Luc Moreau is a Professor of Computer Science, Head of the Web and Internet Science group (WAIS), and Deputy Head (Research and Enterprise) of ECS-Electronics and Computer Science at the University of Southampton.
Luc was co-chair of the W3C Provenance Working Group, which resulted in four W3C Recommendations and nine W3C Notes, specifying PROV, a conceptual data model for provenance the Web, and its serializations in various Web languages. Previously, he initiated the successful Provenance Challenge series, which saw the involvement of over 20 institutions investigating provenance inter-operability in 3 successive challenges, and which resulted in the specification of the community Open Provenance Model (OPM). Previously, he led the development of provenance technonology in the FP6 Provenance project and the Provenance Aware Service Oriented Architecture (PASOA) project.

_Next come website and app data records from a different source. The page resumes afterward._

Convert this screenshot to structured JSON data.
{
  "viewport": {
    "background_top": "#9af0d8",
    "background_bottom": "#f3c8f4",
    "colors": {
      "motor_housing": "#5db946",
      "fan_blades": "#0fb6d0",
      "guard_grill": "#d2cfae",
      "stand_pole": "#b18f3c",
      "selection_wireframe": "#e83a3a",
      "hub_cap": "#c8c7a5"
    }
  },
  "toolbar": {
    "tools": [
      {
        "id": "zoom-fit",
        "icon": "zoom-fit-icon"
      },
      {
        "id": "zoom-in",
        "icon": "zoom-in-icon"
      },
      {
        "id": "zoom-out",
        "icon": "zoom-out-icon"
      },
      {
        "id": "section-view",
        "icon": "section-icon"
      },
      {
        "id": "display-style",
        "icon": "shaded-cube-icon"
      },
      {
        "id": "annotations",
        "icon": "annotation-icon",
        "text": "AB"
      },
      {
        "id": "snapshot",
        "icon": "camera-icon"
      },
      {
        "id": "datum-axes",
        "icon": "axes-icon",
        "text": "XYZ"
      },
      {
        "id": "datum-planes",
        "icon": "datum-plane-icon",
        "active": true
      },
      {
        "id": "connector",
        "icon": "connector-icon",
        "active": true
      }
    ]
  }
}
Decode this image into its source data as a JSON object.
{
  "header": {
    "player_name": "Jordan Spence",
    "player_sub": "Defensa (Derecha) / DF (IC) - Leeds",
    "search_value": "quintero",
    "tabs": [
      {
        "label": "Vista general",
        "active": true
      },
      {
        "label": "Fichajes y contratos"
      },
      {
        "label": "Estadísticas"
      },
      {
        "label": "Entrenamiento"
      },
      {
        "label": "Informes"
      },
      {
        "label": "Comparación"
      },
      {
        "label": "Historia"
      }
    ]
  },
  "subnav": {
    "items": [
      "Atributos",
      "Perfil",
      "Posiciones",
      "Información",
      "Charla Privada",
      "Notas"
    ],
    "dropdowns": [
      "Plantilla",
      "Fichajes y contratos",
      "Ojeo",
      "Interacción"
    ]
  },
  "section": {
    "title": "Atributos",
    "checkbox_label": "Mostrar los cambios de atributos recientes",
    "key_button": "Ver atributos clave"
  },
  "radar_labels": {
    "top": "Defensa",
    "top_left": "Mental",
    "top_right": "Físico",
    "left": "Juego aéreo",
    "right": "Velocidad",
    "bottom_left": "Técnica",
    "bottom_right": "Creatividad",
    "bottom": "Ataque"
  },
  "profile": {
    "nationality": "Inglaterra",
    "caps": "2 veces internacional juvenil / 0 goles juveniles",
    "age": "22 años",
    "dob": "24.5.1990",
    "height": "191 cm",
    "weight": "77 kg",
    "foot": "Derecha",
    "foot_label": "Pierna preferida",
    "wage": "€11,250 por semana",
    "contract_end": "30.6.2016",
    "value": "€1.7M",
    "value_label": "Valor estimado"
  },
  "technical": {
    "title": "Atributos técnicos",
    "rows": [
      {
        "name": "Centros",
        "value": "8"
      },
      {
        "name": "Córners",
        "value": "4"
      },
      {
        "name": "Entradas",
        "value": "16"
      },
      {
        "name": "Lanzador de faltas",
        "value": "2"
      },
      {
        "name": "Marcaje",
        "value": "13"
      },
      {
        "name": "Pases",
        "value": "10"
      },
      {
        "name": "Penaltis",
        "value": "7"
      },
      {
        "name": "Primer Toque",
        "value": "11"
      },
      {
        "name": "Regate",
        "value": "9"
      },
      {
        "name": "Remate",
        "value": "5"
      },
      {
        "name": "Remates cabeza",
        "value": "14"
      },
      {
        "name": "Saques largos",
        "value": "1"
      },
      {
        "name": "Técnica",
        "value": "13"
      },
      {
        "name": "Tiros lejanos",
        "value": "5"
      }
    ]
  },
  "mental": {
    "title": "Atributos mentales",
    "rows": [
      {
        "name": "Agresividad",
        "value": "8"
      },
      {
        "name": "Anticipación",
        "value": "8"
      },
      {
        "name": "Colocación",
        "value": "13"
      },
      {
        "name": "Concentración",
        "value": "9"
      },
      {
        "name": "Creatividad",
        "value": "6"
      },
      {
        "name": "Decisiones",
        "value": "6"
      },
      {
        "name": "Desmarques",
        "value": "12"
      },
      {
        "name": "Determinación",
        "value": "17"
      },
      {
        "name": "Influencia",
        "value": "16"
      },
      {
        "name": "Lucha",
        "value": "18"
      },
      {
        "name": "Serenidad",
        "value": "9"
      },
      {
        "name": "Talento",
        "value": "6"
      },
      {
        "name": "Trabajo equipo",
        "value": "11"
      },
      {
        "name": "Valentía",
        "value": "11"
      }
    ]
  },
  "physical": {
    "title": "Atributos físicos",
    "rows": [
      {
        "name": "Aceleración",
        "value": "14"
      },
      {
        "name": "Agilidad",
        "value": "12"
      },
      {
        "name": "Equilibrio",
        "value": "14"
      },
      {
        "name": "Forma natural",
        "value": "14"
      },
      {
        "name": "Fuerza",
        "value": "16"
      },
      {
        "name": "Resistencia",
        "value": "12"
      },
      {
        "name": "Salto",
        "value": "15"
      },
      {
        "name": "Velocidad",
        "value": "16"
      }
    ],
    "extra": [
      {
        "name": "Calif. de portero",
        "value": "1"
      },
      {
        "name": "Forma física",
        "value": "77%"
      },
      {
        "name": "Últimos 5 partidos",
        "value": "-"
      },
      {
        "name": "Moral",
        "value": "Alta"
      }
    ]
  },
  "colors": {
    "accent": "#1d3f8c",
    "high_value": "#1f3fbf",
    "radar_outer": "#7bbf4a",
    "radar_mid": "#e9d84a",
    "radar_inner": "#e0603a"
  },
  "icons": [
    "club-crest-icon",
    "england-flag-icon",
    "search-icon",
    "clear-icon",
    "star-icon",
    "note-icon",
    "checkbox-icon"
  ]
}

He is on the editorial board of "ACM Transactions on Internet Technology" and before that, he was editor-in-chief of the journal Concurrency and Computation: Practice and Experience.
He is currently co-investigator of the Orchid, SOCIAM, SmartSociety,and eBook projects.
His research is concerned with large-scale open distributed systems not subject to centralised control; examples of these include the Internet, the World Wide Web, the Grid, the pervasive computing environment and their successors likely to be a combination of these. Multiple properties, sometimes conflicting, are desirable for such systems, including functionality, adaptivity, performance, scalability, security, reliability and trust. In order to address these considerations, Luc's research is both practical and theoretical. His aim is to conceive, build, formalise and prove the correctness of systems, and to use them in specific application contexts. By this complete approach to research, his goal is to improve our capability of engineering robust solutions to tomorrow's computer environment.
Luc has published over 110 articles in the domain of provenance, Grid computing, distributed systems, agent-based systems, and distributed information management. His investigation covers the spectrum of software engineering: design, specification, proof of correctness, implementation, performance evaluation and application. See his citations in Google Scholar.